A lottery is a type of gambling in which participants place money on winning numbers. These games are usually offered by state governments, though they may also be run by private entities.
In a lottery, bettors write their names and amount of stake on tickets which are then deposited in a pool of numbers to be drawn. Some lotteries use computers to record the bettor’s chosen number(s) and other symbols, but most traditional lotteries still employ a physical method of recording a bettor’s number, usually by placing the ticket in a box that is shook after each drawing.
Some of the most popular lotteries offer large jackpots and rollover prizes, attracting high numbers of ticket sales. These draw a lot of attention in the media and earn the game free publicity.
Often the profits from these draws go to charitable causes and good works in the community. In some jurisdictions, these funds are used to support schools, public parks and other services.

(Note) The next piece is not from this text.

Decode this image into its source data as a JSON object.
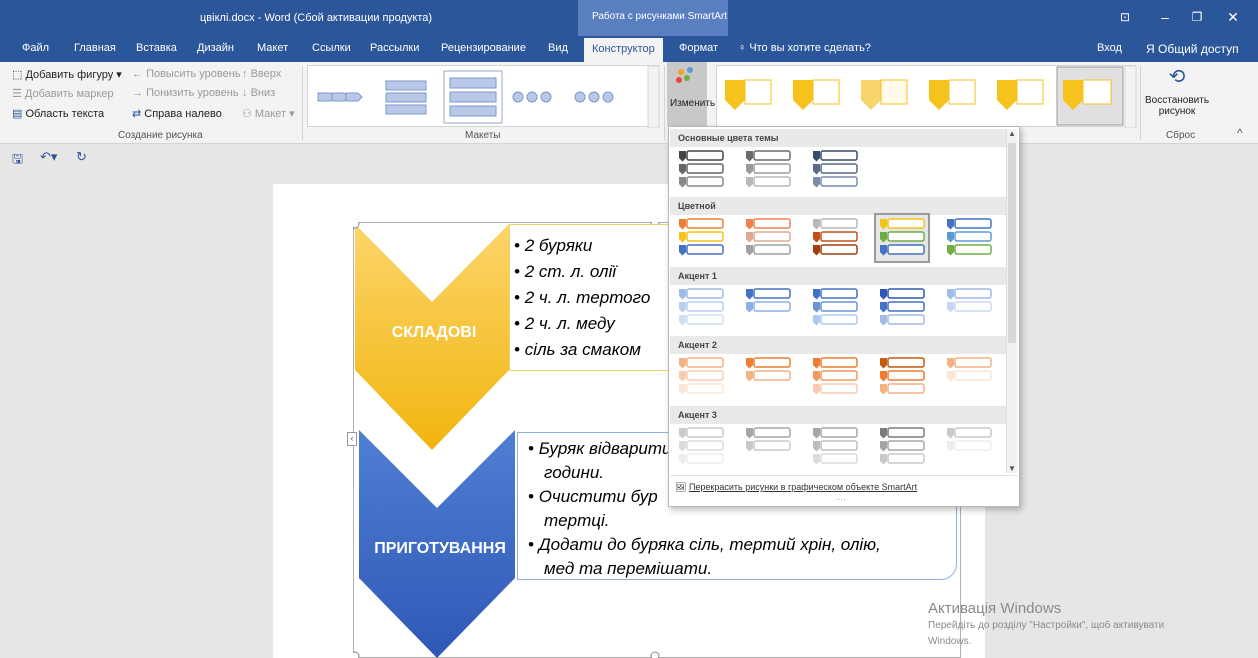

The popularity of lotteries has led to debate about their impact on society. Some critics claim that they encourage addictive behavior, are a major regressive tax, and lead to other abuses. Others say that they are a good way to raise money for the government and help promote social responsibility.